So a short while ago I mentioned “Layers of Defense”. I figured now would be a great time to get a little bit more specific on this.
I am a fan of the fighting game, there is a great deal of substance in the format despite it being Guy A beats up Guy B. Or Team A vs. Team B. There is a great deal of detail behind it. These details are important to building an interesting fight scene and beyond that a conflict.
The fighting game can serve as an analogy of human conflict. Watered down perhaps, but a good analogy. There’s a concept in these games called spacing. Simply put, it is the ability to keep your opponent at a desirable distance from you to set up an attack.
Even on the scale of an general commanding an army, this is very important. Range is key when you’re considering your combat capabilities against your opponent.
When dealing with the layers of defense, this spacing can mean how much leeway you have when you start to grow tired. Both your ability to protect yourself, and how much time you have to react to an incoming strike. It doesn’t really matter if you’re talking about a punch, or an well timed strike by a large group of soldiers.
When you stop thinking of the ‘health bar’ as ‘life’ and instead think of it as endurance it really amplifies the human element.

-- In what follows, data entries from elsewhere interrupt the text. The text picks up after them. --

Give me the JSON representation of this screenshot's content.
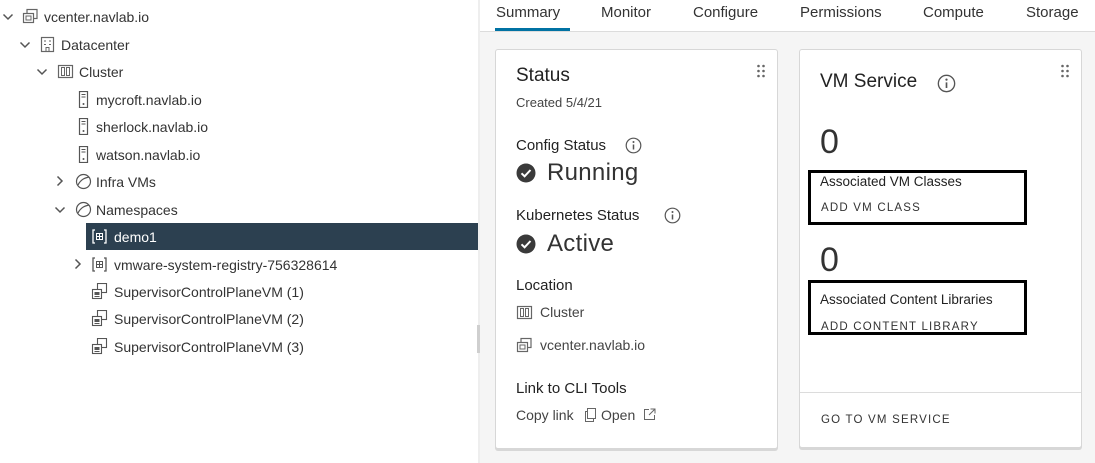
{
  "tree": {
    "items": [
      {
        "label": "vcenter.navlab.io",
        "icon": "vcenter-icon",
        "caret": "down"
      },
      {
        "label": "Datacenter",
        "icon": "datacenter-icon",
        "caret": "down"
      },
      {
        "label": "Cluster",
        "icon": "cluster-icon",
        "caret": "down"
      },
      {
        "label": "mycroft.navlab.io",
        "icon": "host-icon",
        "caret": "none"
      },
      {
        "label": "sherlock.navlab.io",
        "icon": "host-icon",
        "caret": "none"
      },
      {
        "label": "watson.navlab.io",
        "icon": "host-icon",
        "caret": "none"
      },
      {
        "label": "Infra VMs",
        "icon": "resource-pool-icon",
        "caret": "right"
      },
      {
        "label": "Namespaces",
        "icon": "resource-pool-icon",
        "caret": "down"
      },
      {
        "label": "demo1",
        "icon": "namespace-icon",
        "caret": "none",
        "selected": true
      },
      {
        "label": "vmware-system-registry-756328614",
        "icon": "namespace-icon",
        "caret": "right"
      },
      {
        "label": "SupervisorControlPlaneVM (1)",
        "icon": "vm-icon",
        "caret": "none"
      },
      {
        "label": "SupervisorControlPlaneVM (2)",
        "icon": "vm-icon",
        "caret": "none"
      },
      {
        "label": "SupervisorControlPlaneVM (3)",
        "icon": "vm-icon",
        "caret": "none"
      }
    ]
  },
  "tabs": [
    {
      "label": "Summary",
      "active": true
    },
    {
      "label": "Monitor"
    },
    {
      "label": "Configure"
    },
    {
      "label": "Permissions"
    },
    {
      "label": "Compute"
    },
    {
      "label": "Storage"
    }
  ],
  "status_card": {
    "title": "Status",
    "created": "Created 5/4/21",
    "config_status_label": "Config Status",
    "config_status_value": "Running",
    "k8s_status_label": "Kubernetes Status",
    "k8s_status_value": "Active",
    "location_label": "Location",
    "location_cluster": "Cluster",
    "location_vcenter": "vcenter.navlab.io",
    "cli_label": "Link to CLI Tools",
    "copy_link": "Copy link",
    "open_link": "Open"
  },
  "vm_service_card": {
    "title": "VM Service",
    "vm_classes_count": "0",
    "vm_classes_label": "Associated VM Classes",
    "add_vm_class": "ADD VM CLASS",
    "content_libraries_count": "0",
    "content_libraries_label": "Associated Content Libraries",
    "add_content_library": "ADD CONTENT LIBRARY",
    "go_to_vm_service": "GO TO VM SERVICE"
  },
  "colors": {
    "selected_row": "#2c4050",
    "tab_underline": "#0072a3",
    "check": "#3a3a3a"
  }
}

The game ‘Tekken’ while not my favorite franchise manages this well. There are some exceptions like Yoshimitsu, but largely the game gives a strong impression of reasonable damage. One the other end of the spectrum is Soul Calibur, which manages to completely cheapen what it means to get run through with a sword.
When it comes to fisticuffs, and the limiting of combat to simply that… the fighting game is spot on. It’s when you introduce beams, swords and firearms that the disconnect happens.
I’d really like to see someone make this leap. If someone could capture the art of sword fighting without breaking this wall of belief it would be a grand thing. When I see it done well in fantasy and sci-fi it inspires me.
I mentioned Tomb Raider in my last post and how Lara ended up being the typical bullet cushion. I think the game industry needs to take a page from the Matrix rather than slowing down time to be bad ass. What should have been taken from that was the need to dodge. Bullets don’t just hurt. They’re fatal. Taking a bullet means pain and debilitation. Something Tomb Raider showed very well.
But isn’t that cheapened when two minutes later Lara dives into combat and gets grazed / hot a dozen times? A little.
Why can’t the greying screen simply mean the hero’s fatigue (physical and mental) won’t be able to react to the next bullet fired? I want a game that captures the severity of being shot without making the character less bad ass. No one is going to fault a hero for DYING when they are shot. Besides, some of the gritty death sequences in Tomb Raider are the greatest motivation to LIVE.